**Goal of the exercise**. Could you retype all of the entries exactly, without their pictures?

**Data to use**.
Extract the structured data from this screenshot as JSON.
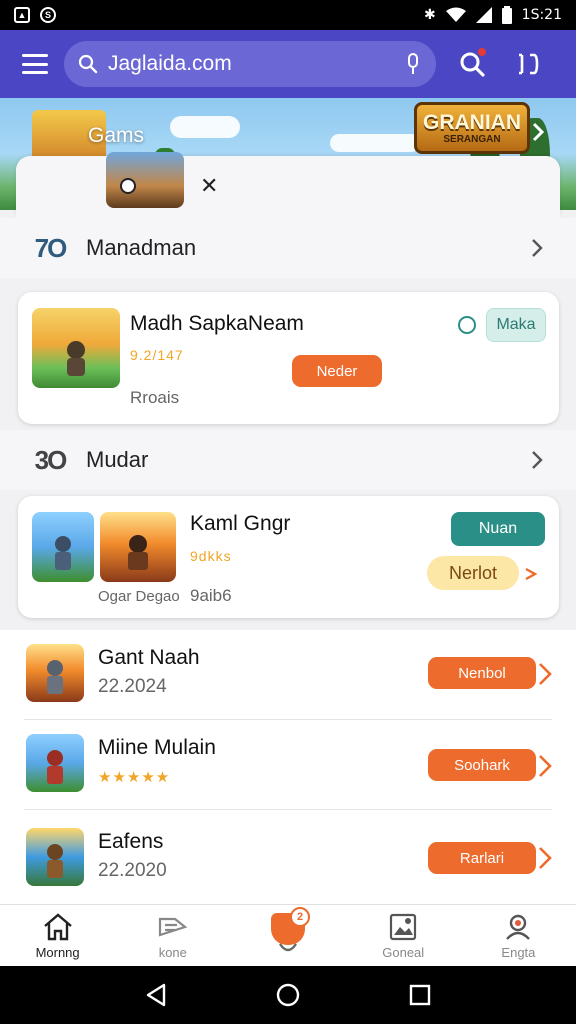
{
  "status_bar": {
    "time": "1S:21"
  },
  "app_bar": {
    "search_value": "Jaglaida.com",
    "search_placeholder": "Search"
  },
  "banner": {
    "title": "Gams",
    "logo_main": "GRANIAN",
    "logo_sub": "SERANGAN"
  },
  "sections": [
    {
      "title": "Manadman",
      "icon_text": "7O"
    },
    {
      "title": "Mudar",
      "icon_text": "3O"
    }
  ],
  "featured_card": {
    "title": "Madh SapkaNeam",
    "rating": "9.2/147",
    "meta": "Rroais",
    "primary_button": "Neder",
    "secondary_button": "Maka"
  },
  "second_card": {
    "title": "Kaml Gngr",
    "rating": "9dkks",
    "meta_left": "Ogar Degao",
    "meta_right": "9aib6",
    "primary_button": "Nuan",
    "secondary_button": "Nerlot"
  },
  "list_items": [
    {
      "title": "Gant Naah",
      "subtitle": "22.2024",
      "button": "Nenbol"
    },
    {
      "title": "Miine Mulain",
      "stars": "★★★★★",
      "button": "Soohark"
    },
    {
      "title": "Eafens",
      "subtitle": "22.2020",
      "button": "Rarlari"
    }
  ],
  "bottom_nav": [
    {
      "label": "Mornng",
      "icon": "home-icon"
    },
    {
      "label": "kone",
      "icon": "ticket-icon"
    },
    {
      "label": "",
      "icon": "download-icon",
      "badge": "2"
    },
    {
      "label": "Goneal",
      "icon": "picture-icon"
    },
    {
      "label": "Engta",
      "icon": "profile-icon"
    }
  ],
  "colors": {
    "app_bar": "#4b47c4",
    "accent_orange": "#ec6b2d",
    "accent_teal": "#2a8f86",
    "rating_gold": "#f0a626"
  }
}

**Written response**.
Extract the structured data from this screenshot as JSON.
{
  "status_bar": {
    "time": "1S:21"
  },
  "app_bar": {
    "search_value": "Jaglaida.com",
    "search_placeholder": "Search"
  },
  "banner": {
    "title": "Gams",
    "logo_main": "GRANIAN",
    "logo_sub": "SERANGAN"
  },
  "sections": [
    {
      "title": "Manadman",
      "icon_text": "7O"
    },
    {
      "title": "Mudar",
      "icon_text": "3O"
    }
  ],
  "featured_card": {
    "title": "Madh SapkaNeam",
    "rating": "9.2/147",
    "meta": "Rroais",
    "primary_button": "Neder",
    "secondary_button": "Maka"
  },
  "second_card": {
    "title": "Kaml Gngr",
    "rating": "9dkks",
    "meta_left": "Ogar Degao",
    "meta_right": "9aib6",
    "primary_button": "Nuan",
    "secondary_button": "Nerlot"
  },
  "list_items": [
    {
      "title": "Gant Naah",
      "subtitle": "22.2024",
      "button": "Nenbol"
    },
    {
      "title": "Miine Mulain",
      "stars": "★★★★★",
      "button": "Soohark"
    },
    {
      "title": "Eafens",
      "subtitle": "22.2020",
      "button": "Rarlari"
    }
  ],
  "bottom_nav": [
    {
      "label": "Mornng",
      "icon": "home-icon"
    },
    {
      "label": "kone",
      "icon": "ticket-icon"
    },
    {
      "label": "",
      "icon": "download-icon",
      "badge": "2"
    },
    {
      "label": "Goneal",
      "icon": "picture-icon"
    },
    {
      "label": "Engta",
      "icon": "profile-icon"
    }
  ],
  "colors": {
    "app_bar": "#4b47c4",
    "accent_orange": "#ec6b2d",
    "accent_teal": "#2a8f86",
    "rating_gold": "#f0a626"
  }
}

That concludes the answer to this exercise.